The Foreign Secretary demeans a great office of state with his carelessness and posturing. 

Boris Johnson is a liar, a charlatan and a narcissist. In 1988, when he was a reporter at the Times, he fabricated a quotation from his godfather, an eminent historian, which duly appeared in a news story on the front page. He was sacked. (We might pause here to acknowledge the advantage to a young journalist of having a godfather whose opinions were deemed worthy of appearing in a national newspaper.) Three decades later, his character has not improved.

On 17 September, Mr Johnson wrote a lengthy, hyperbolic article for the Daily Telegraph laying out his “vision” for Brexit – in terms calculated to provoke and undermine the Prime Minister (who was scheduled to give a speech on Brexit in Florence, Italy, as we went to press). Extracts of his “article”, which reads more like a speech, appeared while a terror suspect was on the loose and the country’s threat level was at “critical”, leading the Scottish Conservative leader, Ruth Davidson, to remark: “On the day of a terror attack where Britons were maimed, just hours after the threat level is raised, our only thoughts should be on service.”

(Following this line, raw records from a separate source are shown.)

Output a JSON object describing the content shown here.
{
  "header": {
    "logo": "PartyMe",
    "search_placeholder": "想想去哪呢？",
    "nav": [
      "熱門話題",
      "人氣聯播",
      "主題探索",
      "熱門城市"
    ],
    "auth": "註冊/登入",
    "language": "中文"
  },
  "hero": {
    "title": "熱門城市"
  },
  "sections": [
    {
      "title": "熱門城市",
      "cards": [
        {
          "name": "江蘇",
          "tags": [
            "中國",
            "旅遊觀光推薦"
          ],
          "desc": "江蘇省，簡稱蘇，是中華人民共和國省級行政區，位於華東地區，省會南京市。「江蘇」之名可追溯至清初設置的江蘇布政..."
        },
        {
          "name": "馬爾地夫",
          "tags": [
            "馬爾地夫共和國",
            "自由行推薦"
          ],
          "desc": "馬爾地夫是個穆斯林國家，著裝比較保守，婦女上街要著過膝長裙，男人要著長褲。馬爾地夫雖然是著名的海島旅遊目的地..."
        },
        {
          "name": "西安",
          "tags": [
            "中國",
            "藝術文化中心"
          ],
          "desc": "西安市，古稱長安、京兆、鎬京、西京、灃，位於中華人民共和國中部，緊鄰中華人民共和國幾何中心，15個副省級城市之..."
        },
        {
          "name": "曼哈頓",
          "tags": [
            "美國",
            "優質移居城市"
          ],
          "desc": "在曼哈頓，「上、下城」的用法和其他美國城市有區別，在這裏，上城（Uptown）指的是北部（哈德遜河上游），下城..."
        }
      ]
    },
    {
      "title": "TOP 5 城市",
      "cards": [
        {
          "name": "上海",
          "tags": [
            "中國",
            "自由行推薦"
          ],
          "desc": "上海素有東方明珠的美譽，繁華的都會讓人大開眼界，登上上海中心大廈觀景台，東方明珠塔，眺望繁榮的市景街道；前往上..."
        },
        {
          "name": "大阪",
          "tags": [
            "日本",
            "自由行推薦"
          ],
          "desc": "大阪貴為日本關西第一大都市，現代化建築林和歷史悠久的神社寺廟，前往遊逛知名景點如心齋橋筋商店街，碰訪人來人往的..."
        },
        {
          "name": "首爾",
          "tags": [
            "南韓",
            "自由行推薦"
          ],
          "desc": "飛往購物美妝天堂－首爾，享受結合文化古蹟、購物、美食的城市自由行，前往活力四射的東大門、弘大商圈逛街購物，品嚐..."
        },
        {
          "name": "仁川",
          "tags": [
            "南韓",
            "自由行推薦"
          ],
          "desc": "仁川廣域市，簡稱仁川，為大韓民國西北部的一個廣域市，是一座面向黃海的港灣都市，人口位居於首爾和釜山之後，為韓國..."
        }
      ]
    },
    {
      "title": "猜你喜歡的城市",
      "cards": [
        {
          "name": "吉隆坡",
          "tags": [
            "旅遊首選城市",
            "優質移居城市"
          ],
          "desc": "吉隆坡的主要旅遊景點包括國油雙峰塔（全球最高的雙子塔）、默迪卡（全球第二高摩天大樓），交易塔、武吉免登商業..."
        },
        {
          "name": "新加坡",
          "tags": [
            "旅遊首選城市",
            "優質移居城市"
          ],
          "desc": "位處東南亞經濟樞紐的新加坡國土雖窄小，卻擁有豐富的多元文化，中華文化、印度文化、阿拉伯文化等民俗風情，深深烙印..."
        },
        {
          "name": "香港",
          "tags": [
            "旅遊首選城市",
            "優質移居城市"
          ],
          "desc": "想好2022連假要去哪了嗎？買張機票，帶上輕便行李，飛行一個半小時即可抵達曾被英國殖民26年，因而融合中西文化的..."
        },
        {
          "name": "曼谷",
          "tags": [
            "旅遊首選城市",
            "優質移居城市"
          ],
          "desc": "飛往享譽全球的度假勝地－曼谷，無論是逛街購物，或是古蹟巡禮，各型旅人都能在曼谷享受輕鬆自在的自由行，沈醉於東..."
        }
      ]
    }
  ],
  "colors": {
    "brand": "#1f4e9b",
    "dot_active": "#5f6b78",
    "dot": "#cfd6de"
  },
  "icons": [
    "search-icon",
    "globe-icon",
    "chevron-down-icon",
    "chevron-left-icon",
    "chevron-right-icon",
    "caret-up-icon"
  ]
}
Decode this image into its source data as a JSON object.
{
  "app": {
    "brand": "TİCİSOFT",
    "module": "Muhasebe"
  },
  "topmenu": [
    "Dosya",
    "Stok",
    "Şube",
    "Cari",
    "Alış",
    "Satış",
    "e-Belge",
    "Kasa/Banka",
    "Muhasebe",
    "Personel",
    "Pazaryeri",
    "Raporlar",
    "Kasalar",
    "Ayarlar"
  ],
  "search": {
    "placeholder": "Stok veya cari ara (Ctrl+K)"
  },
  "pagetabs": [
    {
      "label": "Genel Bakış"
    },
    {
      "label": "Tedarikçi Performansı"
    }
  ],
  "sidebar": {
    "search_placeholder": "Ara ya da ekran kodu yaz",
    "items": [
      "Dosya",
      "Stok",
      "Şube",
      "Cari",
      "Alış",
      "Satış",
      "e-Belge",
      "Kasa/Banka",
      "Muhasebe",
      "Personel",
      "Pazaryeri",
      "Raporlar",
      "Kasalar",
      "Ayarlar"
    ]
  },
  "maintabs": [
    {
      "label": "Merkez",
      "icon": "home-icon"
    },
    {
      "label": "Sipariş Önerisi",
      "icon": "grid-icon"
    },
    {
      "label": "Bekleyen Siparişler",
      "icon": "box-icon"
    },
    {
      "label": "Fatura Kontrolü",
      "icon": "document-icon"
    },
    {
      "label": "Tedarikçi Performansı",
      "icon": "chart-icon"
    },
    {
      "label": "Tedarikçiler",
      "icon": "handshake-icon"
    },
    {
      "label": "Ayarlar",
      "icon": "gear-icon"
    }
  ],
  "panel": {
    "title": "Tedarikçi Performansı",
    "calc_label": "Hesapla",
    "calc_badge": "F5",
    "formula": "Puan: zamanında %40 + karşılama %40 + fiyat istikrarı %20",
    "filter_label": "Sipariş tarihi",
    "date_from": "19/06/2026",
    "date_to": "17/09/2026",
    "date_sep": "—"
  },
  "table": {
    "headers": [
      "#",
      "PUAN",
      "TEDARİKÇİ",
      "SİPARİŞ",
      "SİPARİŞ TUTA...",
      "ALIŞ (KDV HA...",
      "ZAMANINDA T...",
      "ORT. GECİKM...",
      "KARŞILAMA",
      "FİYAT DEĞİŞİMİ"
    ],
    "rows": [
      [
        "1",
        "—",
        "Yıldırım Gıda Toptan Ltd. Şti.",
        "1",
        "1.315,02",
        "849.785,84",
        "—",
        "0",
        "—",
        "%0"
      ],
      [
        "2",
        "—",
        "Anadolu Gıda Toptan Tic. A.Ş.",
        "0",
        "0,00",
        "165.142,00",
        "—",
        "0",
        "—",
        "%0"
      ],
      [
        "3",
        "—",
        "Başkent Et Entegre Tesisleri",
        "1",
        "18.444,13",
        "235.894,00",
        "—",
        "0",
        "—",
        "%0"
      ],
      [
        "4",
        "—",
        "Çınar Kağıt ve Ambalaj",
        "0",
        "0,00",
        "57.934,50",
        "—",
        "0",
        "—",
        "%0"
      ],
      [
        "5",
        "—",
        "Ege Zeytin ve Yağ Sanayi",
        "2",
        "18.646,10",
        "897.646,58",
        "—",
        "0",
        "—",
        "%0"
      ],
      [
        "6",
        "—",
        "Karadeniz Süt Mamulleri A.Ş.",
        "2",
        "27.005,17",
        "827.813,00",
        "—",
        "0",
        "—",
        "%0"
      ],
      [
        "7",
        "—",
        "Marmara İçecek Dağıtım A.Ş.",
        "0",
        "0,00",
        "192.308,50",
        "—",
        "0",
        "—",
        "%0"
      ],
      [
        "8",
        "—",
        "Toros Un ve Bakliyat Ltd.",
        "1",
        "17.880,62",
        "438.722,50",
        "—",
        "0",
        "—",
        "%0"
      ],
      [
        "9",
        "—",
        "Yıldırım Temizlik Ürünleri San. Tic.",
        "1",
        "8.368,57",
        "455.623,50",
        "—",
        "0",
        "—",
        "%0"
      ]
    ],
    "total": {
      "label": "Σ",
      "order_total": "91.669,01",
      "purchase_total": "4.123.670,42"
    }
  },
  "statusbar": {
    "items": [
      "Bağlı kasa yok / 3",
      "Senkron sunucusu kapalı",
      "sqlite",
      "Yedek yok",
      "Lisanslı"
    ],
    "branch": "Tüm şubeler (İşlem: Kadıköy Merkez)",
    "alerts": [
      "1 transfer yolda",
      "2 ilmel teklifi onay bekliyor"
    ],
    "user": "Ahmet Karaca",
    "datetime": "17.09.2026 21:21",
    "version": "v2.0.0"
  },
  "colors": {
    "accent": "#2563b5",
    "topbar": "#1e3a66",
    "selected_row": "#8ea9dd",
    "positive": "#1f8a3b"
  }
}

Three other facets of this story are noteworthy. First, the article was published alongside other pieces echoing and praising its conclusions, indicating that the Telegraph is now operating as a subsidiary of the Johnson for PM campaign. Second, Theresa May did not respond by immediately sacking her disloyal Foreign Secretary – a measure of how much the botched election campaign has weakened her authority. Finally, it is remarkable that Mr Johnson’s article repeated the most egregious – and most effective – lie of the EU referendum campaign. “Once we have settled our accounts, we will take back control of roughly £350m per week,” the Foreign Secretary claimed. “It would be a fine thing, as many of us have pointed out, if a lot of that money went on the NHS.”

This was the promise of Brexit laid out by the official Vote Leave team: we send £350m to Brussels, and after leaving the EU, that money can be spent on public services. Yet the £350m figure includes the rebate secured by Margaret Thatcher – so just under a third of the sum never leaves the country. Also, any plausible deal will involve paying significant amounts to the EU budget in return for continued participation in science and security agreements. To continue to invoke this figure is shameless. That is not a partisan sentiment: the head of the UK Statistics Authority, Sir David Norgrove, denounced Mr Johnson’s “clear misuse of official statistics”.

In the days that followed, the chief strategist of Vote Leave, Dominic Cummings – who, as Simon Heffer writes in this week's New Statesman, is widely suspected of involvement in Mr Johnson’s article – added his voice. Brexit was a “shambles” so far, he claimed, because of the ineptitude of the civil service and the government’s decision to invoke Article 50 before outlining its own detailed demands.

There is a fine Yiddish word to describe this – chutzpah. Mr Johnson, like all the other senior members of Vote Leave in parliament, voted to trigger Article 50 in March. If he and his allies had concerns about this process, the time to speak up was then.

It has been clear for some time that Mr Johnson has no ideological attachment to Brexit. (During the referendum campaign, he wrote articles arguing both the Leave and Remain case, before deciding which one to publish – in the Telegraph, naturally.) However, every day brings fresh evidence that he and his allies are not interested in the tough, detailed negotiations required for such an epic undertaking. They will brush aside any concerns about our readiness for such a huge challenge by insisting that Brexit would be a success if only they were in charge of it.

This is unlikely. Constant reports emerge of how lightly Mr Johnson treats his current role. At a summit aiming to tackle the grotesque humanitarian crisis in Yemen, he is said to have astounded diplomats by joking: “With friends like these, who needs Yemenis?” The Foreign Secretary demeans a great office of state with his carelessness and posturing. By extension, he demeans our politics. 

This article first appeared in the 21 September 2017 issue of the New Statesman, The revenge of the left